It’s not uncommon to hear senior business leaders refer to brand and reputation as if they were one and the same. Sure, there’re plenty of similarities. But there’re even more fundamental differences, such that mistaking the two distinct concepts can get your business into a lot of trouble.
Let’s start by defining brand. Legendary advertiser, David Ogilvy described brand as “the intangible sum of a product’s attributes.” Weighty stuff. Another way to put it is that brand is the perception people will have of your company, product, or service. It’s not just the factual information, but also the emotional content.
Brand is a gauge of how recognizable your company is, as well as how strongly it’s associated with the attributes that consumers care about, anything from ruggedness, individuality, luxury, elegance, the list goes on.
Now reputation. Where brand is focused on the customer, reputation is all about the credibility your company commands among its major audiences. Not just customers, but employees, investors, regulators, journalists, communities as well. A strong brand doesn’t guarantee a good reputation. But a good reputation doesn’t equate to a strong brand either.
So why do business leaders get them mixed up? Well, the broad goals of both brand management and reputation management are pretty aligned, i.e. marshaling positive sentiment towards your company. But companies (in general) and crisis teams (specifically) need to dive deeper if they want to maintain a high reputation mark. And let me tell you why getting a low one really matters.
While reputation doesn’t actually positively differentiate your company from the competition in the way that having a strong brand does, it’s still a baseline all companies need to maintain in order to remain viable. Fall below that baseline and you risk some pretty catastrophic consequences, including the following:

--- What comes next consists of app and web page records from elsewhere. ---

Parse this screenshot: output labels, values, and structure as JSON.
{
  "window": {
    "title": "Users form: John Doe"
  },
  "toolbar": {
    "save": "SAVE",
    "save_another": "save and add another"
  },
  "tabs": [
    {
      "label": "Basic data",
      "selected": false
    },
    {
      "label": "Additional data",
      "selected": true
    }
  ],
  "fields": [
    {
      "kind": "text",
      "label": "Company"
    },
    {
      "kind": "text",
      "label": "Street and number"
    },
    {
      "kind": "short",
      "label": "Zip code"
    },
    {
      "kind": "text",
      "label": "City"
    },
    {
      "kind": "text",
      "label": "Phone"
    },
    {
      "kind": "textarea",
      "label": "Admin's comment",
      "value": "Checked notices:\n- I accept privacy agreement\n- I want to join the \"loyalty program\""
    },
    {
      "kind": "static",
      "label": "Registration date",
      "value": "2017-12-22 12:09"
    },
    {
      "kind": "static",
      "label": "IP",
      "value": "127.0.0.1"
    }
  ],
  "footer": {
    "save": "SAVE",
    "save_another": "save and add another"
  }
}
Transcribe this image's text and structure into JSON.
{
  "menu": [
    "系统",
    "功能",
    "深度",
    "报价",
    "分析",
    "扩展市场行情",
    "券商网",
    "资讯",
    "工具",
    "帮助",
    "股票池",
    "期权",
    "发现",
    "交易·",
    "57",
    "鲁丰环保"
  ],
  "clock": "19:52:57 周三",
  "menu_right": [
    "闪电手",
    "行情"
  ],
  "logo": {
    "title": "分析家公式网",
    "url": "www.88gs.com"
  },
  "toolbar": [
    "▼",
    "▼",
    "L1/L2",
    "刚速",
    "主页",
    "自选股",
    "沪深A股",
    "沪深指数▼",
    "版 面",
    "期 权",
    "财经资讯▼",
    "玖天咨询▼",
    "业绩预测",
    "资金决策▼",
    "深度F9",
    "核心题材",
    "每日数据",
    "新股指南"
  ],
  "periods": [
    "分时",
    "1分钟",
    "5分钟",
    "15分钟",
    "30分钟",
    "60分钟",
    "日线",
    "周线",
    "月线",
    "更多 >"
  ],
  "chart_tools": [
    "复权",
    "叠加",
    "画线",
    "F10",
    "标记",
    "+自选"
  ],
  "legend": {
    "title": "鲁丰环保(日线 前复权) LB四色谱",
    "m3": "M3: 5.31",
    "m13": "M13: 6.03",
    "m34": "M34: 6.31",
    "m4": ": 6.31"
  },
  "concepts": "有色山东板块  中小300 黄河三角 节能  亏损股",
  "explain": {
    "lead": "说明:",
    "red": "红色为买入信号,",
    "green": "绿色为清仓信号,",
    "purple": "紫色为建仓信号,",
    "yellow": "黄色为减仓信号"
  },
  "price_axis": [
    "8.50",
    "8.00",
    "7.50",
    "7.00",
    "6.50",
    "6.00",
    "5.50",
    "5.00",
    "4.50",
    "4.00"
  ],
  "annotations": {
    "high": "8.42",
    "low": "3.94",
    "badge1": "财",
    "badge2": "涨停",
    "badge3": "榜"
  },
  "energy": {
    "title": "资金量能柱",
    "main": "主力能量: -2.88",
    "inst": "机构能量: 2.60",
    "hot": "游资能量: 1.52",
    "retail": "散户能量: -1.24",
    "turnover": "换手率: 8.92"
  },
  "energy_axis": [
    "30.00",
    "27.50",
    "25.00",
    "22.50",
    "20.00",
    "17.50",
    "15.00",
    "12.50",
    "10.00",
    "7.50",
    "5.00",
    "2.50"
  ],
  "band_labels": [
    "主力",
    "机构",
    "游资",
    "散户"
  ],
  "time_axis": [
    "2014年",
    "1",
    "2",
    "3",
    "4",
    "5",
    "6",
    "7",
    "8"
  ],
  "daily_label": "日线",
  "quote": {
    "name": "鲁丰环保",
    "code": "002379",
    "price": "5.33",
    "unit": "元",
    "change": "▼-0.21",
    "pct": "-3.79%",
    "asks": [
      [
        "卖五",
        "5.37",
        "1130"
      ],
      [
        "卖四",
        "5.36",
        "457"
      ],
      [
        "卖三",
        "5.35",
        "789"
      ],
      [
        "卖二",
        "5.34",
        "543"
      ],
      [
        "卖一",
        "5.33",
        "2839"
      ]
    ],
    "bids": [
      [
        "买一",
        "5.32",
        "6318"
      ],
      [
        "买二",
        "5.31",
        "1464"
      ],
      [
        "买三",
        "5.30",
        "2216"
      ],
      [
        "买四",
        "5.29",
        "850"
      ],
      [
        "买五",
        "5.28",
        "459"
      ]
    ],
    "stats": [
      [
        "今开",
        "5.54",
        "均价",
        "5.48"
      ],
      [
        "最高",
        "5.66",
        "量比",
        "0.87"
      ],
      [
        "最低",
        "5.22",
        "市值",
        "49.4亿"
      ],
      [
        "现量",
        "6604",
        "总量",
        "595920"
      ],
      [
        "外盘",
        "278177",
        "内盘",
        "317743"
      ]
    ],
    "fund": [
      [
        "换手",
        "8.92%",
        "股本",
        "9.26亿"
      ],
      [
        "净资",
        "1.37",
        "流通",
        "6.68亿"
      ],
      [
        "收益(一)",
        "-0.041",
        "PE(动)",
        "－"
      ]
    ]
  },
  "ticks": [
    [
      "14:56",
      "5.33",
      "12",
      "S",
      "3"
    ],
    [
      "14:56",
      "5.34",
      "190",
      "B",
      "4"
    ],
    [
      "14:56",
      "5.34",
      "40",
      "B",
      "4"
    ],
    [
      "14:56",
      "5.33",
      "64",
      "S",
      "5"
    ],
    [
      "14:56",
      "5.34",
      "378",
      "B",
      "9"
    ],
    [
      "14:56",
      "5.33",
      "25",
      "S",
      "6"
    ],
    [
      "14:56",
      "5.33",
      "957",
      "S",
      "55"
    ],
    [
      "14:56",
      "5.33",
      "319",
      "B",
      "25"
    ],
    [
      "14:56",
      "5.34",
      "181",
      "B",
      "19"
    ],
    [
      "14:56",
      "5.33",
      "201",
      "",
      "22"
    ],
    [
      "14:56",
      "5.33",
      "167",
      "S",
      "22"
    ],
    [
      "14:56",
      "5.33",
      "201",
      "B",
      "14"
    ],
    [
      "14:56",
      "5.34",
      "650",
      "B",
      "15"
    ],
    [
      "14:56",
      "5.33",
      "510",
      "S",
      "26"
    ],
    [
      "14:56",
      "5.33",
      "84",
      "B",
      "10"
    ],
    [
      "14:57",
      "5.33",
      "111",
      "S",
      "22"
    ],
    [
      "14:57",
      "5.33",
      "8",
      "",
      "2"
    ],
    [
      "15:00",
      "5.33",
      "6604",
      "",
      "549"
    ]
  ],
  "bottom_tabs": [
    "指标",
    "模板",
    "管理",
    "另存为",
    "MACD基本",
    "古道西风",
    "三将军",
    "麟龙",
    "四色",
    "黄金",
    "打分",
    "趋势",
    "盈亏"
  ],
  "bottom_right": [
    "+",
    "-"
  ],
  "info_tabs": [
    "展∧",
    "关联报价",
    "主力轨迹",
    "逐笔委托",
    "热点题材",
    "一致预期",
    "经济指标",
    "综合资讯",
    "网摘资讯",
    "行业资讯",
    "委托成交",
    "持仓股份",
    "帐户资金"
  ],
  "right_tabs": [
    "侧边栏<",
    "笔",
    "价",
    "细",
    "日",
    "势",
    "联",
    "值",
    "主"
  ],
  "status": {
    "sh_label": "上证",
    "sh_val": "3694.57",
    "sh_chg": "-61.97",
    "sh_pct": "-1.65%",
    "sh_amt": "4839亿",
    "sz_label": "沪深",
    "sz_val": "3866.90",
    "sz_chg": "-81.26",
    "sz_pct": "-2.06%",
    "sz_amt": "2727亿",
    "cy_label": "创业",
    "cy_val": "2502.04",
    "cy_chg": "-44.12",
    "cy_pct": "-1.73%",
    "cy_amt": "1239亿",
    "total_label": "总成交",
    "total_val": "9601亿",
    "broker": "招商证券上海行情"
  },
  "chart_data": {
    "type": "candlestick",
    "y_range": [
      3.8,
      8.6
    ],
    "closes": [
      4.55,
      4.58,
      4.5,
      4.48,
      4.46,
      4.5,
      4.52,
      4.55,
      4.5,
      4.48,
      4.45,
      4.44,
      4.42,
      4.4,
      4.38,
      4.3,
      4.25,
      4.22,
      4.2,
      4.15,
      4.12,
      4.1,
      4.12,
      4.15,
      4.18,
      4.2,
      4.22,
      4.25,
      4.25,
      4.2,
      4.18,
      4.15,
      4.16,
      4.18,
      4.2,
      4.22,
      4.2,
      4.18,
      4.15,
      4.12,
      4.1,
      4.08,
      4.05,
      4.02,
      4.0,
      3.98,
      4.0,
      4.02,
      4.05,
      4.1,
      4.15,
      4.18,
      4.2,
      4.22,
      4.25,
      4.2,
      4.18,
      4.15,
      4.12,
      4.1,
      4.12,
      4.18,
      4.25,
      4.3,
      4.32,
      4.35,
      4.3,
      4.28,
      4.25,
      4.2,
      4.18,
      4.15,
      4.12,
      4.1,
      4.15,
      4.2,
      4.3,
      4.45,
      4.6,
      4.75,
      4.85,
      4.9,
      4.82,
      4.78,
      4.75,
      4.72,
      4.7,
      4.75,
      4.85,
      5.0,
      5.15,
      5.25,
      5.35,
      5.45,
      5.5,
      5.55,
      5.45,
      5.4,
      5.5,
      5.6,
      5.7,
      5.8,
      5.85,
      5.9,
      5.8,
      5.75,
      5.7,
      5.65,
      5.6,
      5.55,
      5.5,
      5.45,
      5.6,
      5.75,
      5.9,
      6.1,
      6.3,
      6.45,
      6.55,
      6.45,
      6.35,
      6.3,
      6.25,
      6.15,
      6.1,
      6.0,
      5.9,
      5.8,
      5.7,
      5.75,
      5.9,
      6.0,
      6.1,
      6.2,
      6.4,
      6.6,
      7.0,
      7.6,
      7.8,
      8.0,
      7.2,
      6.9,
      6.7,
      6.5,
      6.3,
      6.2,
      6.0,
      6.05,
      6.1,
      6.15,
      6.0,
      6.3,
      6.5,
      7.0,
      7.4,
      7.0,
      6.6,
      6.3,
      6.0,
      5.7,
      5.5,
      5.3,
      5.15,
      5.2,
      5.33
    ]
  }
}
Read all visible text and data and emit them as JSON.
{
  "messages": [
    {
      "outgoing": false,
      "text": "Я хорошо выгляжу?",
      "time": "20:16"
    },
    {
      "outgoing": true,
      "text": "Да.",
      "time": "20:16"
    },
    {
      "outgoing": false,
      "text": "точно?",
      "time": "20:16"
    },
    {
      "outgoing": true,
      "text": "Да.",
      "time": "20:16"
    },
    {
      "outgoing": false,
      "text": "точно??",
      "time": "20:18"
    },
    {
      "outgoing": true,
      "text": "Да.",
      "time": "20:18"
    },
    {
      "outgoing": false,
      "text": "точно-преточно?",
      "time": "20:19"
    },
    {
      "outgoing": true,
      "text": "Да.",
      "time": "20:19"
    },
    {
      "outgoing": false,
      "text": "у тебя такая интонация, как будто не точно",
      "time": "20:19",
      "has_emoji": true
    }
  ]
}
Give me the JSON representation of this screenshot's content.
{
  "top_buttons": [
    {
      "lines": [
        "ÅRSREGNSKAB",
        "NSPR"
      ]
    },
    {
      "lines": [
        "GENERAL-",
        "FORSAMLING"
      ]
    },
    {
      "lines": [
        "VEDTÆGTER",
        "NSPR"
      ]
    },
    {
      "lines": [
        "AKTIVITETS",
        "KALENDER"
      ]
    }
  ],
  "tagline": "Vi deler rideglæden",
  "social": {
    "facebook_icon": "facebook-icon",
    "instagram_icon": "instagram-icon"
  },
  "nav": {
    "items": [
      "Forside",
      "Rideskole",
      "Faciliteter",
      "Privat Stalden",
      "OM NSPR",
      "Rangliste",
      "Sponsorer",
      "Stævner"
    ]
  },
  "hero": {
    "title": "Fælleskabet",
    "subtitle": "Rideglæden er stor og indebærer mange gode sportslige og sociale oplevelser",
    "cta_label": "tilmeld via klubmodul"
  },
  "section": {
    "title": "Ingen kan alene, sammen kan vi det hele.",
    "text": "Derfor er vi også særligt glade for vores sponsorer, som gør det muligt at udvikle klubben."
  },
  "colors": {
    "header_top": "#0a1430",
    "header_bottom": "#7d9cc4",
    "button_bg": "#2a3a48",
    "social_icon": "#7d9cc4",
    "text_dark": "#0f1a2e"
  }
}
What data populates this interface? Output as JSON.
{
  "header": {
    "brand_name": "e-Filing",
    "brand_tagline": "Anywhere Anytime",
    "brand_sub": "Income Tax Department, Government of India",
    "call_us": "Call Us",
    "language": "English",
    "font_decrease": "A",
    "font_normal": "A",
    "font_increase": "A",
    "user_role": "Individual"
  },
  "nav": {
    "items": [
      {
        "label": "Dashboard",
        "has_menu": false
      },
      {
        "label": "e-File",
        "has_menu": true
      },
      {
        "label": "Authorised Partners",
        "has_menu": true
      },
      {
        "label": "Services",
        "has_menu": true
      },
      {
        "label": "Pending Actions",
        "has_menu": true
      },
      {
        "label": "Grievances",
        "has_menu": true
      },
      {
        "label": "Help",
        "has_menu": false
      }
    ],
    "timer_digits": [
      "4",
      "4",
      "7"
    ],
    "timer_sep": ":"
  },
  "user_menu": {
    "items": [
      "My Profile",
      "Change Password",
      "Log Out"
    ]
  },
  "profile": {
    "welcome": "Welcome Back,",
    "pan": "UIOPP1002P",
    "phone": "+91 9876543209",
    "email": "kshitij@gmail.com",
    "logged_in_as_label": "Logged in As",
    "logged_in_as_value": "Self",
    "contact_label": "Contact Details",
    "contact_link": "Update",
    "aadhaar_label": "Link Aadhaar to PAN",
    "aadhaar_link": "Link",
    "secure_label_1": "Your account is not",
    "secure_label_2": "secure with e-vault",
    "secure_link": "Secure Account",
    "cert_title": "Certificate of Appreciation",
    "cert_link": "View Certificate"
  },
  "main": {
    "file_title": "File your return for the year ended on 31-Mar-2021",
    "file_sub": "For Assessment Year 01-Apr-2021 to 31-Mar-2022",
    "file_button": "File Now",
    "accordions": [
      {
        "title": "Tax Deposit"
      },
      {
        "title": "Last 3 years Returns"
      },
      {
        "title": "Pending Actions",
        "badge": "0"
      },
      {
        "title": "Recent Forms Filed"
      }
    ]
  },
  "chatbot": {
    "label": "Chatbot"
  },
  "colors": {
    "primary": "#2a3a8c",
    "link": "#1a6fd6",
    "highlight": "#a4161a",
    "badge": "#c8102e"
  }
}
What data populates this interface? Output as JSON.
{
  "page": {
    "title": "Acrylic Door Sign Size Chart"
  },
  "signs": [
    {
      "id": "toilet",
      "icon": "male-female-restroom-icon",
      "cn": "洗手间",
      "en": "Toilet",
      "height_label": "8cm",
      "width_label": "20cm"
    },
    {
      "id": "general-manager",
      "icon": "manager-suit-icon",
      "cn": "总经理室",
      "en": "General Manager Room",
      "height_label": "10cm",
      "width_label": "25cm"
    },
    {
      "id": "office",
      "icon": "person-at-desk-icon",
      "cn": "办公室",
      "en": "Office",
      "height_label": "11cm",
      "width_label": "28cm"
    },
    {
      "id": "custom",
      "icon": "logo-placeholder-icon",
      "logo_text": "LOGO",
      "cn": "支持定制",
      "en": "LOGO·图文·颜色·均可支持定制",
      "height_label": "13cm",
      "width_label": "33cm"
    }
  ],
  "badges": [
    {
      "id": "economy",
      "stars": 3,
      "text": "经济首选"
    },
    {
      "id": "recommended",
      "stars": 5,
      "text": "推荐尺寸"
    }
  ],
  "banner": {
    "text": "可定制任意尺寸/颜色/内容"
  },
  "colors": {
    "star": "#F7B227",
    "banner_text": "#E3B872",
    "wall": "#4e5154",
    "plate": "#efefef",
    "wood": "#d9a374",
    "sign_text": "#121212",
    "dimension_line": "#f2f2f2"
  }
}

- Loss of current or future customers, which leads to lost revenue and/or increased customer acquisition costs
- Loss of top-talent, which increases recruitment costs and/or lowers workplace productivity
- Loss of current or future business partners, which can lower efficiency and raise costs
- Increased cost of capital funding via credit or equity markets
- Increased regulation, including fines or penalties for infractions
And that’s the central task of reputation management. Reputation management aims to ensure that none of the above happens, by proactively identifying exposures, perils, and hazards to your company’s reputation and assessing them in terms of likelihood and severity. Curious how social media monitoring tools can be the key to unlocking a successful reputation management program? Download our paper on social media monitoring and reputation management.